-- Data listing follows --
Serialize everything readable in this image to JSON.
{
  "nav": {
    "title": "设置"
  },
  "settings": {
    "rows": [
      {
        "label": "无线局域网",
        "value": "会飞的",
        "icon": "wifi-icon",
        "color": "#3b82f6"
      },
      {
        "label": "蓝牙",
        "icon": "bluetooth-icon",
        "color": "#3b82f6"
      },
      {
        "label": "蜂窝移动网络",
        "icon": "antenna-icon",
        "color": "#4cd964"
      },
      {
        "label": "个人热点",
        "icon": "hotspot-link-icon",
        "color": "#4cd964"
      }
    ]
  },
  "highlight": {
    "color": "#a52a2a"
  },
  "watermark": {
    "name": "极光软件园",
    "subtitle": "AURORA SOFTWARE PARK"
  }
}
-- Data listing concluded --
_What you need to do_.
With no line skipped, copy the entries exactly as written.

_Written response_.
Serialize everything readable in this image to JSON.
{
  "nav": {
    "title": "设置"
  },
  "settings": {
    "rows": [
      {
        "label": "无线局域网",
        "value": "会飞的",
        "icon": "wifi-icon",
        "color": "#3b82f6"
      },
      {
        "label": "蓝牙",
        "icon": "bluetooth-icon",
        "color": "#3b82f6"
      },
      {
        "label": "蜂窝移动网络",
        "icon": "antenna-icon",
        "color": "#4cd964"
      },
      {
        "label": "个人热点",
        "icon": "hotspot-link-icon",
        "color": "#4cd964"
      }
    ]
  },
  "highlight": {
    "color": "#a52a2a"
  },
  "watermark": {
    "name": "极光软件园",
    "subtitle": "AURORA SOFTWARE PARK"
  }
}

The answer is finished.